While no Saigon native would regard the array of food available five minutes from their doorstep as news anymore, the USD$1 gourmet meals have made the city a dream destination for the rest of the world. A survey by Booking.com, one of the world’s top travel firms, ranks Saigon as the sixth best place for local foods. Just last year, Saigon was also named one of the best food destinations by Caterwings, a European food ordering service.
The dirt cheap price is only a small reason why you cannot beat eating out in this city. Residing in the intersection between Chinese, Khmer, and Muslim worlds, you can find almost anything in Saigon: from Vietnamese dishes like com tam (broken rice), banh mi, Khmer inspired hu tieu, to Chinese favourites like fun gou, jiaozi (dumplings), or pha lau (offal in spiced stocks), as well as an admirable amount of Halal food, including Halal pho.
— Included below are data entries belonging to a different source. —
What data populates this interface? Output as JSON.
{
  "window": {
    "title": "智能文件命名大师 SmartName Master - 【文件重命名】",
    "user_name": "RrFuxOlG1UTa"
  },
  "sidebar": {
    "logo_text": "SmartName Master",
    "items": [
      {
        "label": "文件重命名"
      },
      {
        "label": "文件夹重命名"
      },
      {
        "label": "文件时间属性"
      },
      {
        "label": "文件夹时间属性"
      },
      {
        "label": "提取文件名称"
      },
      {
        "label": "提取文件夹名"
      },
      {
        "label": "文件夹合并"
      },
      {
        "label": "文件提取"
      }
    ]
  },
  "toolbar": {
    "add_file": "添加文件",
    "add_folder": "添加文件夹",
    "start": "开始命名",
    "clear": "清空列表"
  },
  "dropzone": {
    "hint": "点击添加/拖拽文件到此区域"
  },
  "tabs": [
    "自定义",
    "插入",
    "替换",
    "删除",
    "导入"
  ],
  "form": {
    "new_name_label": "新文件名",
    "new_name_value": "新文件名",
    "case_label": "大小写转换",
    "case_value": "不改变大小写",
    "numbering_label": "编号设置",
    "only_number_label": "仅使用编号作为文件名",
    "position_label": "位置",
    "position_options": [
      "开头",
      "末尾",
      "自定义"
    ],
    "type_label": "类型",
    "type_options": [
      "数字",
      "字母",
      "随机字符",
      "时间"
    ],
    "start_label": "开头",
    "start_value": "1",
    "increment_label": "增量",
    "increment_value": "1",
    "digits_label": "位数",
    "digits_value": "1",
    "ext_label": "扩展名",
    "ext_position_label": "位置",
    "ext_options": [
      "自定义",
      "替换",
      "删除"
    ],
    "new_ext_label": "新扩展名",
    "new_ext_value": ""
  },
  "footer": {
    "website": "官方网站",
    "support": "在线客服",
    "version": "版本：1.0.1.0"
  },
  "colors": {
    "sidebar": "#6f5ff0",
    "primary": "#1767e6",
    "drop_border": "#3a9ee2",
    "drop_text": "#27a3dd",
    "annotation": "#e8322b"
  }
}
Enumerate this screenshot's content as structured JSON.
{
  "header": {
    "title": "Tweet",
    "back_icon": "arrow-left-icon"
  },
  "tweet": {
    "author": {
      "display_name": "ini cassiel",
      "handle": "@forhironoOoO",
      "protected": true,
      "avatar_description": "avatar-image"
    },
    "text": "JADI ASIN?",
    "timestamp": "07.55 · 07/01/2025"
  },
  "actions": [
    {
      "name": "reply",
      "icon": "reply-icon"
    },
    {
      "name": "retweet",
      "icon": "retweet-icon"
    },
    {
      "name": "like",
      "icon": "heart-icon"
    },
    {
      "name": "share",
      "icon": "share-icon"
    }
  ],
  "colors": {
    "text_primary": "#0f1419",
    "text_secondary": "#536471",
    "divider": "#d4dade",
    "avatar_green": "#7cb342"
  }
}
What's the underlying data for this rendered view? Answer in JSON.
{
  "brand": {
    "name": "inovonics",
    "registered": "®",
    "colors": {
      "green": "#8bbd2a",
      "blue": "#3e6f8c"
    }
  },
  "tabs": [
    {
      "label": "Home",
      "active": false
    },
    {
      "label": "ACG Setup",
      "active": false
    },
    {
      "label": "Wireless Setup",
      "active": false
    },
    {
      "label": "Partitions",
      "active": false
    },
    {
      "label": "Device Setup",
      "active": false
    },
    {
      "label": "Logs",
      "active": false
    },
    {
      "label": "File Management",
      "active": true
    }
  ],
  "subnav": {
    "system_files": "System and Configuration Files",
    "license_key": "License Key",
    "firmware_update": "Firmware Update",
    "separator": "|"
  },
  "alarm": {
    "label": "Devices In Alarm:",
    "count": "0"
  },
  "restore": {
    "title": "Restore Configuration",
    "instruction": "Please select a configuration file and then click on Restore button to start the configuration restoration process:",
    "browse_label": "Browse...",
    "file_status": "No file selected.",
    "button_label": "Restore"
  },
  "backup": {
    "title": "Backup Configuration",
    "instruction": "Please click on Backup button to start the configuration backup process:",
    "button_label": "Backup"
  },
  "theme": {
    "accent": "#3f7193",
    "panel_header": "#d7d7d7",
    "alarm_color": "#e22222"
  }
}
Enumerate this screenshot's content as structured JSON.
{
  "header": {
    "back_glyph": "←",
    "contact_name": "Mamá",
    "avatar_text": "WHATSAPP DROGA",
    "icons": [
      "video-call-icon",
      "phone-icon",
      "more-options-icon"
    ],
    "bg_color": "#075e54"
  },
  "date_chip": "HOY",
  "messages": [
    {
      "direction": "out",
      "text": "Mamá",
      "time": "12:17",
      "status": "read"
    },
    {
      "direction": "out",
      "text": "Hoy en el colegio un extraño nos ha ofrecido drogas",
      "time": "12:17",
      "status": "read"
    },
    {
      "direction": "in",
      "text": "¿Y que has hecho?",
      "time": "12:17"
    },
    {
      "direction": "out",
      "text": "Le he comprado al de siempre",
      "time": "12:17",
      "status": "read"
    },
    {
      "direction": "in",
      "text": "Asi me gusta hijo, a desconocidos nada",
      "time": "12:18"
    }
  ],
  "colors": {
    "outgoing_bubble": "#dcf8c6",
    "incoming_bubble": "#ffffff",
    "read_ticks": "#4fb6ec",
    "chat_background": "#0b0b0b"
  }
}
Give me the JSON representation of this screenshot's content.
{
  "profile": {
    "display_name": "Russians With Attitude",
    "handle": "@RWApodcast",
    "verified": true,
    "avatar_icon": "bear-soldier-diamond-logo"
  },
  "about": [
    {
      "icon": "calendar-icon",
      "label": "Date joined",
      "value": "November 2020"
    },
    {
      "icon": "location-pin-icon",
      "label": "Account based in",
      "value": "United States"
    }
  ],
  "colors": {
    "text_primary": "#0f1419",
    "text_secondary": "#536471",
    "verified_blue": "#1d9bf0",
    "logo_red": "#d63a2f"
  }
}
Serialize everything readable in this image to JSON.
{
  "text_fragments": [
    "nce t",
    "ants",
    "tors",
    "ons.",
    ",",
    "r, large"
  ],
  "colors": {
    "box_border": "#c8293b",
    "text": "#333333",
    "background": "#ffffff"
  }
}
Just one ingredient like snails can spawn a rich culture: roasted with butter, stir fried in coconut milk, oven baked with cheese, or onions and shacha sauce, enjoyed as full meals with friends and families. The constant stream of seafood from nearby coastal towns like Phan Thiet and Vung Tau means there’s never shortage in creativity.
As the hub for migration in Vietnam, people from all over bring with them their hometown specialties, such as Hanoi’s bun cha in Phu Nhuan District, Hue’s clam rice and noodles or Bac Lieu’s soy noodles in D3. Che, a sweet dessert of a pudding consisting of coconut milk and various toppings, is priced at 22 cents per serving in Go Vap.
Sounds hard to believe? Venture out of the touristy districts and see for yourself. An auntie in a conical hat with her stall on any street corner might just be the great culinary artist you never knew existed.